● GIVEN INFORMATION:
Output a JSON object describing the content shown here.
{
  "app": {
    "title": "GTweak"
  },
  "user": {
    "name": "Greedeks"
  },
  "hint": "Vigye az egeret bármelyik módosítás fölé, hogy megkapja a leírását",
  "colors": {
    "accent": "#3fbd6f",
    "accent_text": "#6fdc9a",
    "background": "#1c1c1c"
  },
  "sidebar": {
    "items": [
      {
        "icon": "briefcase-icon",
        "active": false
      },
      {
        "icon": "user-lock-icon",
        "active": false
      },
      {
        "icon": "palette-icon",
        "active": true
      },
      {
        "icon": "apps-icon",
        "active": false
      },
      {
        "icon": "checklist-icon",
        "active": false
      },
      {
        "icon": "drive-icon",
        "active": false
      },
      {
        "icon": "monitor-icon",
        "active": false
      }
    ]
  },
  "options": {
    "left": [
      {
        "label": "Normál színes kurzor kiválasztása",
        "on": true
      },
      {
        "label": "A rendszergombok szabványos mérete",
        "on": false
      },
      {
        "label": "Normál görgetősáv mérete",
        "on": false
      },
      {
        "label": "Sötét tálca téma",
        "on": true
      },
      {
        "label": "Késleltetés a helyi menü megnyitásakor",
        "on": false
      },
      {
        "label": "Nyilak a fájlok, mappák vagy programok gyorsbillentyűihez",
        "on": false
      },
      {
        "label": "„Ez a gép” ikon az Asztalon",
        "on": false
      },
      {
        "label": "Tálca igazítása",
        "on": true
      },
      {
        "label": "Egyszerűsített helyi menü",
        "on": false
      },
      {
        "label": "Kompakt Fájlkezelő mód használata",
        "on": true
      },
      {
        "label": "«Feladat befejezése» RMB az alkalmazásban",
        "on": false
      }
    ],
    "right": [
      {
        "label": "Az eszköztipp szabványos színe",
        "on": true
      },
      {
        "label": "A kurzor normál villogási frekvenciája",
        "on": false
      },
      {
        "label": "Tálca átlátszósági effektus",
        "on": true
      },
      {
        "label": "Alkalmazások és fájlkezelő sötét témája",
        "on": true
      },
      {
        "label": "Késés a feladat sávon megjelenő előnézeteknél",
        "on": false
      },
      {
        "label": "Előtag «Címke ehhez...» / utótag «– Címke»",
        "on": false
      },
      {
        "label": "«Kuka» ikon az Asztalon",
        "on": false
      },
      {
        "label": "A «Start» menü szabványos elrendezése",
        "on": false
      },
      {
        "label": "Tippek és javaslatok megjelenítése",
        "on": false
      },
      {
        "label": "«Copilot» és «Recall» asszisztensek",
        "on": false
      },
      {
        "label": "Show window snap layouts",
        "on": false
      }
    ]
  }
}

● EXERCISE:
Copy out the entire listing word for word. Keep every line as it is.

● RESPONSE:
Output a JSON object describing the content shown here.
{
  "app": {
    "title": "GTweak"
  },
  "user": {
    "name": "Greedeks"
  },
  "hint": "Vigye az egeret bármelyik módosítás fölé, hogy megkapja a leírását",
  "colors": {
    "accent": "#3fbd6f",
    "accent_text": "#6fdc9a",
    "background": "#1c1c1c"
  },
  "sidebar": {
    "items": [
      {
        "icon": "briefcase-icon",
        "active": false
      },
      {
        "icon": "user-lock-icon",
        "active": false
      },
      {
        "icon": "palette-icon",
        "active": true
      },
      {
        "icon": "apps-icon",
        "active": false
      },
      {
        "icon": "checklist-icon",
        "active": false
      },
      {
        "icon": "drive-icon",
        "active": false
      },
      {
        "icon": "monitor-icon",
        "active": false
      }
    ]
  },
  "options": {
    "left": [
      {
        "label": "Normál színes kurzor kiválasztása",
        "on": true
      },
      {
        "label": "A rendszergombok szabványos mérete",
        "on": false
      },
      {
        "label": "Normál görgetősáv mérete",
        "on": false
      },
      {
        "label": "Sötét tálca téma",
        "on": true
      },
      {
        "label": "Késleltetés a helyi menü megnyitásakor",
        "on": false
      },
      {
        "label": "Nyilak a fájlok, mappák vagy programok gyorsbillentyűihez",
        "on": false
      },
      {
        "label": "„Ez a gép” ikon az Asztalon",
        "on": false
      },
      {
        "label": "Tálca igazítása",
        "on": true
      },
      {
        "label": "Egyszerűsített helyi menü",
        "on": false
      },
      {
        "label": "Kompakt Fájlkezelő mód használata",
        "on": true
      },
      {
        "label": "«Feladat befejezése» RMB az alkalmazásban",
        "on": false
      }
    ],
    "right": [
      {
        "label": "Az eszköztipp szabványos színe",
        "on": true
      },
      {
        "label": "A kurzor normál villogási frekvenciája",
        "on": false
      },
      {
        "label": "Tálca átlátszósági effektus",
        "on": true
      },
      {
        "label": "Alkalmazások és fájlkezelő sötét témája",
        "on": true
      },
      {
        "label": "Késés a feladat sávon megjelenő előnézeteknél",
        "on": false
      },
      {
        "label": "Előtag «Címke ehhez...» / utótag «– Címke»",
        "on": false
      },
      {
        "label": "«Kuka» ikon az Asztalon",
        "on": false
      },
      {
        "label": "A «Start» menü szabványos elrendezése",
        "on": false
      },
      {
        "label": "Tippek és javaslatok megjelenítése",
        "on": false
      },
      {
        "label": "«Copilot» és «Recall» asszisztensek",
        "on": false
      },
      {
        "label": "Show window snap layouts",
        "on": false
      }
    ]
  }
}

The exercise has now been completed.